-- Opening Marker --
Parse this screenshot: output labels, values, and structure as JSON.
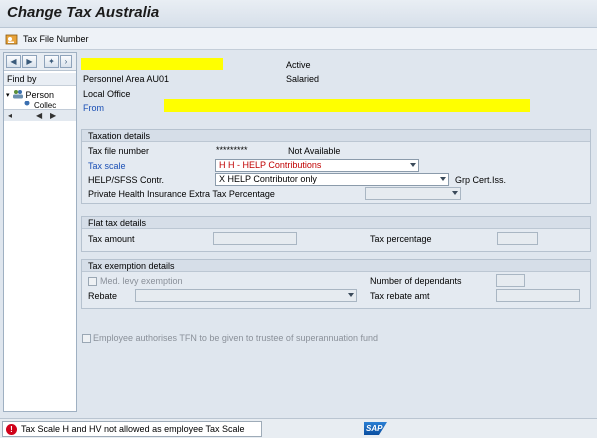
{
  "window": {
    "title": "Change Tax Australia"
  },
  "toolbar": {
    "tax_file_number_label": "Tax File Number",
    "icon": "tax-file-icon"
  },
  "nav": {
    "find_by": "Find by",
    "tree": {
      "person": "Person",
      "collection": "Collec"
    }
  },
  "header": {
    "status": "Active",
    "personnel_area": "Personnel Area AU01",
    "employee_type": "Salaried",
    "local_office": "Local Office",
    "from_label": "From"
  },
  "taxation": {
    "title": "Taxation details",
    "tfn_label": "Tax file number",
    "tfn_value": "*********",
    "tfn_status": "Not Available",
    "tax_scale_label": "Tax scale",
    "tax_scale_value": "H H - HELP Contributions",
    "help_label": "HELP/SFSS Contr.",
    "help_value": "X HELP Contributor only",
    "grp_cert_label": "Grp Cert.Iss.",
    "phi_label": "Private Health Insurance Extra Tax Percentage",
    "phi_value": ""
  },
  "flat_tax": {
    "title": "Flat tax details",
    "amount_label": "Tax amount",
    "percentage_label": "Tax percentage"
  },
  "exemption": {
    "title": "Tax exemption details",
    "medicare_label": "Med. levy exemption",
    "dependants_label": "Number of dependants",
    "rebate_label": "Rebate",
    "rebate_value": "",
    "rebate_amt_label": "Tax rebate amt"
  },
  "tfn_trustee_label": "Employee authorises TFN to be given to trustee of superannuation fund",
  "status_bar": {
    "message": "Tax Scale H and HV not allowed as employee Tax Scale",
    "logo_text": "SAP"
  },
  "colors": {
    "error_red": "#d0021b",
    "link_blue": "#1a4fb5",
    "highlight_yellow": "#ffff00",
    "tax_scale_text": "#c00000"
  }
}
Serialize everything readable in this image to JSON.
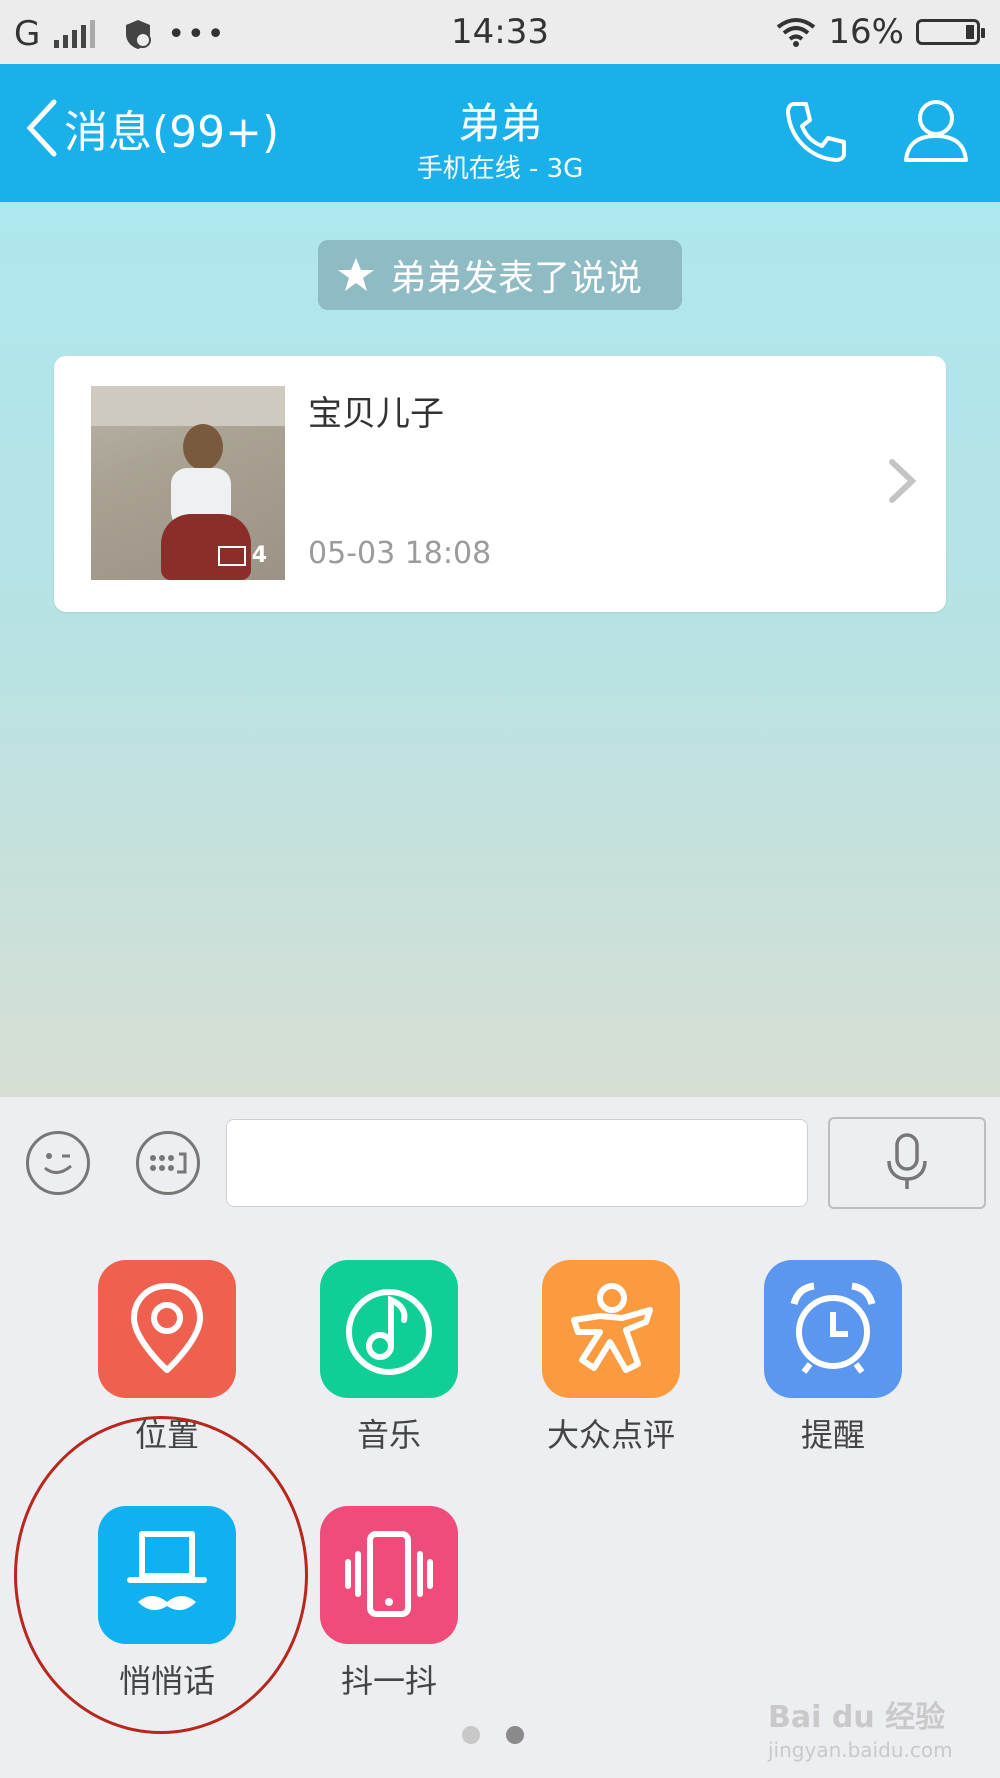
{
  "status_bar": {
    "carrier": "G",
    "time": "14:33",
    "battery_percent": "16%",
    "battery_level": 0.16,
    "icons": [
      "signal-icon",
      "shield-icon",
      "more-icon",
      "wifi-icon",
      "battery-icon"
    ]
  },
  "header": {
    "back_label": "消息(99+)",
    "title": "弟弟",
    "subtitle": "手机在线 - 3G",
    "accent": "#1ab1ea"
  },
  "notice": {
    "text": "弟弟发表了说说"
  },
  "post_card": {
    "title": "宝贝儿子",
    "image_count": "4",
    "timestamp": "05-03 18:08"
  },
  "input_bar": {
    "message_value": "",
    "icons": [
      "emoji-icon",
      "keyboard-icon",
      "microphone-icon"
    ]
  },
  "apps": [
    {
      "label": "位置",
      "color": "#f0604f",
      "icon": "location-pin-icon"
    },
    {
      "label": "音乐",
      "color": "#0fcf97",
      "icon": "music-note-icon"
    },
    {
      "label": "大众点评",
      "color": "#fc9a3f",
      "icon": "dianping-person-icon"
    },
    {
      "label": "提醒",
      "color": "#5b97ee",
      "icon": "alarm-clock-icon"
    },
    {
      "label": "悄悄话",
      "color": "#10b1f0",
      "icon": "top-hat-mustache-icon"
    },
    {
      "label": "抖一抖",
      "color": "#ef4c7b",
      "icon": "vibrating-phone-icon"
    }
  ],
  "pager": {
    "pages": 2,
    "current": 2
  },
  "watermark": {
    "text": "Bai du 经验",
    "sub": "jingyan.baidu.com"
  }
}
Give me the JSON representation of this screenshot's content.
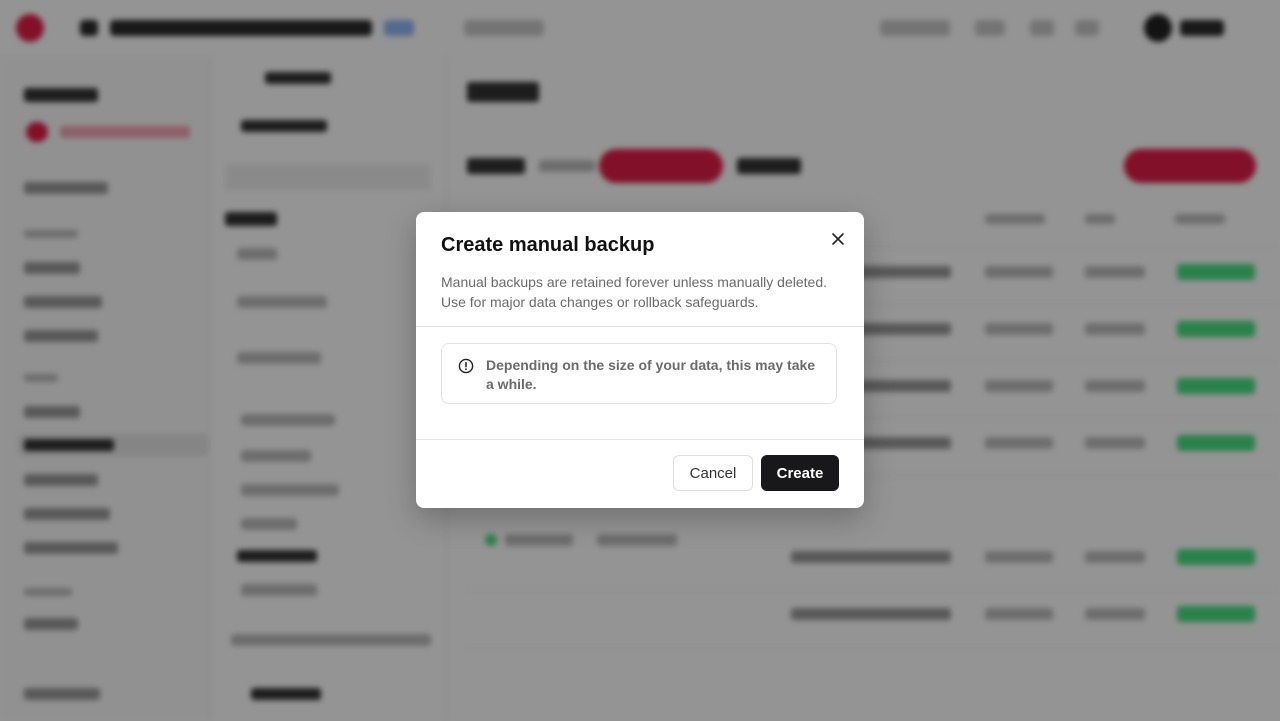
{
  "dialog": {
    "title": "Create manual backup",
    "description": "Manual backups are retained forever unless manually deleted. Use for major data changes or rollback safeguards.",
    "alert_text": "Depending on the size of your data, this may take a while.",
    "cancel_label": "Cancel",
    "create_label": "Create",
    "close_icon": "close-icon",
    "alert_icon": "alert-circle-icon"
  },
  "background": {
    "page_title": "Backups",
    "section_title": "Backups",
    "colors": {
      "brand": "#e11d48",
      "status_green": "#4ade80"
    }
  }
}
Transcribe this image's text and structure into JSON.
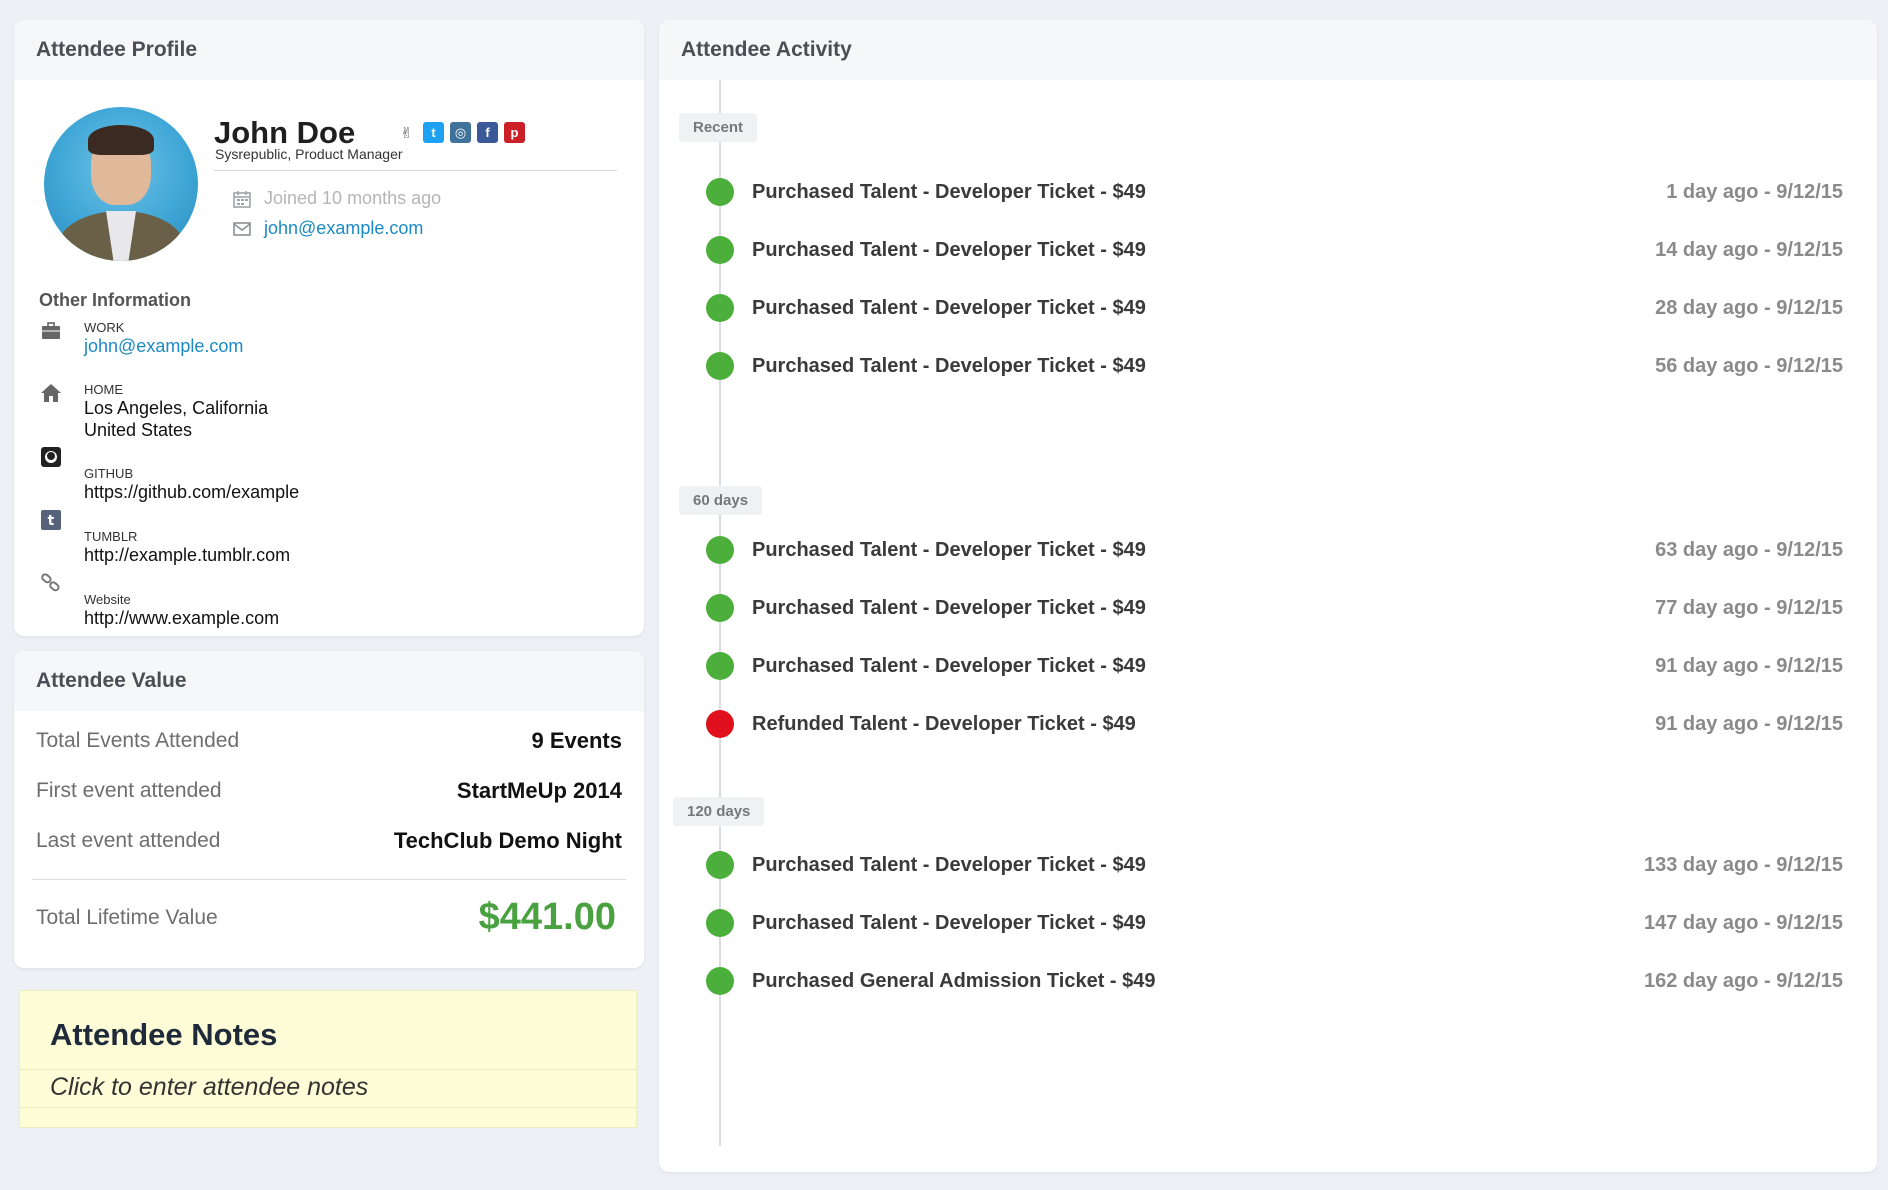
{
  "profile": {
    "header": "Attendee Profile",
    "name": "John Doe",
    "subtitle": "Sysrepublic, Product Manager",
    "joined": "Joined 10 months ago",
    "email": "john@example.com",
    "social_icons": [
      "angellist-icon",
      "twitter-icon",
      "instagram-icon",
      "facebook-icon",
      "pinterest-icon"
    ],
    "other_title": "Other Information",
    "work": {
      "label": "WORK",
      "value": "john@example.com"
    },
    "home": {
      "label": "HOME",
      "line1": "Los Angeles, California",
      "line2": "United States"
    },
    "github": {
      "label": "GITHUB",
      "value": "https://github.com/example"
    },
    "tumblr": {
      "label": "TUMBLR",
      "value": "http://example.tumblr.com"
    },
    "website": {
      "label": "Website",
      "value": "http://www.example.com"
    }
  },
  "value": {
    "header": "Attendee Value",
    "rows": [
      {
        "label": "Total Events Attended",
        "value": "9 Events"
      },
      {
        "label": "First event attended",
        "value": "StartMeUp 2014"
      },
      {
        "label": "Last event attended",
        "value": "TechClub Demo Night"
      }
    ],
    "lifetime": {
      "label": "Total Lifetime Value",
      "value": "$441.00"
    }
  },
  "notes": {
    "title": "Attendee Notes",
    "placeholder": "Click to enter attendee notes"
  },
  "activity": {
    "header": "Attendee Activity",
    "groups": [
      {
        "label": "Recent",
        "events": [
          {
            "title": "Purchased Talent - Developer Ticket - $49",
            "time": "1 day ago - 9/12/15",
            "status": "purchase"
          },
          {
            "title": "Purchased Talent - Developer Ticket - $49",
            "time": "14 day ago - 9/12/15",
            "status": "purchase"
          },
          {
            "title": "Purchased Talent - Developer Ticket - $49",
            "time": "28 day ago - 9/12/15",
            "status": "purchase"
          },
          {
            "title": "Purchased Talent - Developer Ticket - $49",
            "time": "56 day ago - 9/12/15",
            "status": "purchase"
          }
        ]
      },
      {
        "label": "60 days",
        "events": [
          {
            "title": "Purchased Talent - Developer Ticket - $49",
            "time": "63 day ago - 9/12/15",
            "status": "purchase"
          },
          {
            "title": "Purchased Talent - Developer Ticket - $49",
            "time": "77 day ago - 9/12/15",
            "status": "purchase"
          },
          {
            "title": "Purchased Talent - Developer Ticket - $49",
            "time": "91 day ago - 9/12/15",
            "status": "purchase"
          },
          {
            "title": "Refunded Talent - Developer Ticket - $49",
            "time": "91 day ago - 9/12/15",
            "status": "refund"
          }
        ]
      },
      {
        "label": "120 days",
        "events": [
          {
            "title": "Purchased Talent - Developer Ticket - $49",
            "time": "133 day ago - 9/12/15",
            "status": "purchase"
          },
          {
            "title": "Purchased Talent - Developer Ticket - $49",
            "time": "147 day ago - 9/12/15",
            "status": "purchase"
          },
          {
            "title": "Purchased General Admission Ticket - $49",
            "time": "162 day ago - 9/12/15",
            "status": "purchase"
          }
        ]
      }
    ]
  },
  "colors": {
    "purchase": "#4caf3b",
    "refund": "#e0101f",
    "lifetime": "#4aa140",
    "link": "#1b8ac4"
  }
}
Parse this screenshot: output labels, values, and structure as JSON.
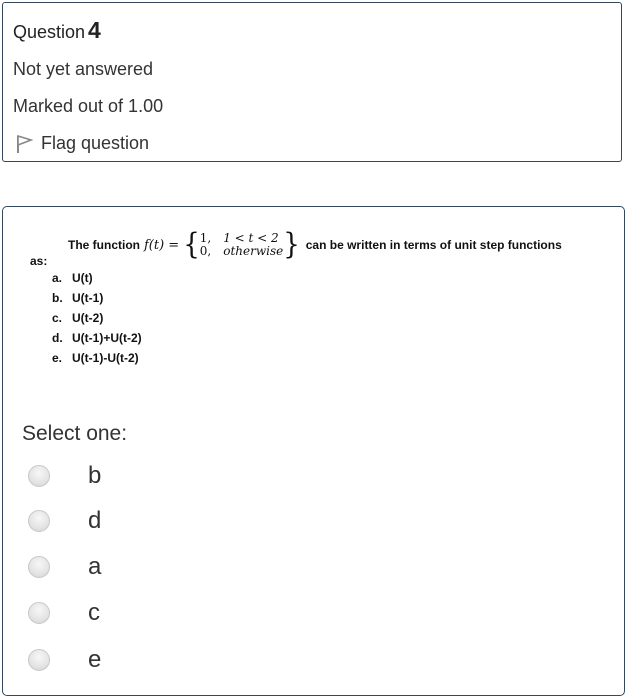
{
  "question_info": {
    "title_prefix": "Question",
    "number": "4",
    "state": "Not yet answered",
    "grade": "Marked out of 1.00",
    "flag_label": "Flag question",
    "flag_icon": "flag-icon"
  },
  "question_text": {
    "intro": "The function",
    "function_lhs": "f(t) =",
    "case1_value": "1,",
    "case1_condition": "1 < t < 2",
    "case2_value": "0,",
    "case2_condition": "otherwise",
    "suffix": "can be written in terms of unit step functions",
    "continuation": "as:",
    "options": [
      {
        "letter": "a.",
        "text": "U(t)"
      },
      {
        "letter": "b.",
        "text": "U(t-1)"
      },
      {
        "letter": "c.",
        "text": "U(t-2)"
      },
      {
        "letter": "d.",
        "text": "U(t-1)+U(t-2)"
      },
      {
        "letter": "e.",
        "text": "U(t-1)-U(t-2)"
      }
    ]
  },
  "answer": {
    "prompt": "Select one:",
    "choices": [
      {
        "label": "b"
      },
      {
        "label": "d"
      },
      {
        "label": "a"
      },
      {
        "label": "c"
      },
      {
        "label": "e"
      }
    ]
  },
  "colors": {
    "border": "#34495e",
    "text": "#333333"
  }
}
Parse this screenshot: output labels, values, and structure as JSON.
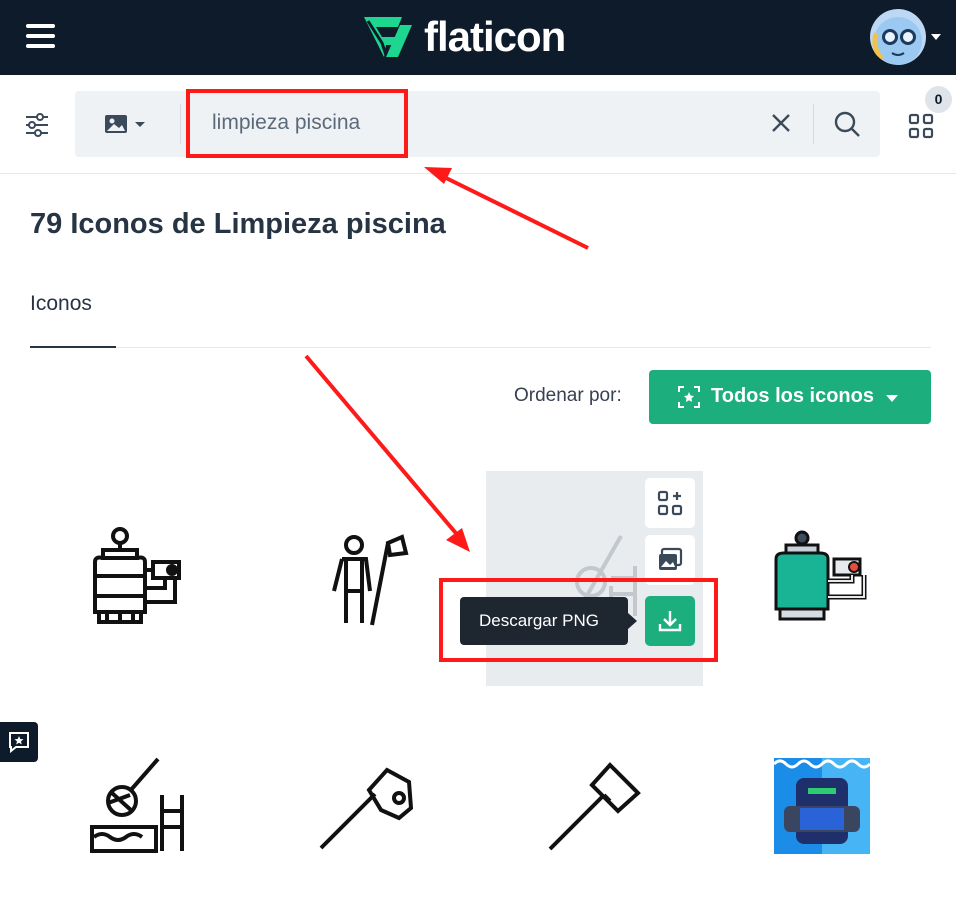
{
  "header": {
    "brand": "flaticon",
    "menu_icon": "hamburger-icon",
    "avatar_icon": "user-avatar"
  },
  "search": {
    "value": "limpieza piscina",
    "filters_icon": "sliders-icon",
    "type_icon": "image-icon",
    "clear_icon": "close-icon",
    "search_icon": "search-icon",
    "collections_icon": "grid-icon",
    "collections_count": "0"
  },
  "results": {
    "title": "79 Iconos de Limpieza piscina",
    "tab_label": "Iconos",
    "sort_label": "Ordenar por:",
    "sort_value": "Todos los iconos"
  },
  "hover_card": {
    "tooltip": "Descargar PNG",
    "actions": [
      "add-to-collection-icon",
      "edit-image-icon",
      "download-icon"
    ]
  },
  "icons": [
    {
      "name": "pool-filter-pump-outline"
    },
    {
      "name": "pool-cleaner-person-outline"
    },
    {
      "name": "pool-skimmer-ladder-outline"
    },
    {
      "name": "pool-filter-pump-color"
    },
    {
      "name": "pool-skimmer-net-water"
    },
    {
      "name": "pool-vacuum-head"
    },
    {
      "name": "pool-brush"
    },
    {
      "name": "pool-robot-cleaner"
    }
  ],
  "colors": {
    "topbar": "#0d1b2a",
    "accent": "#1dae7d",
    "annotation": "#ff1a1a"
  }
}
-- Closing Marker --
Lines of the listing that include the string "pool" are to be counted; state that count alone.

— TASK RESULT —
8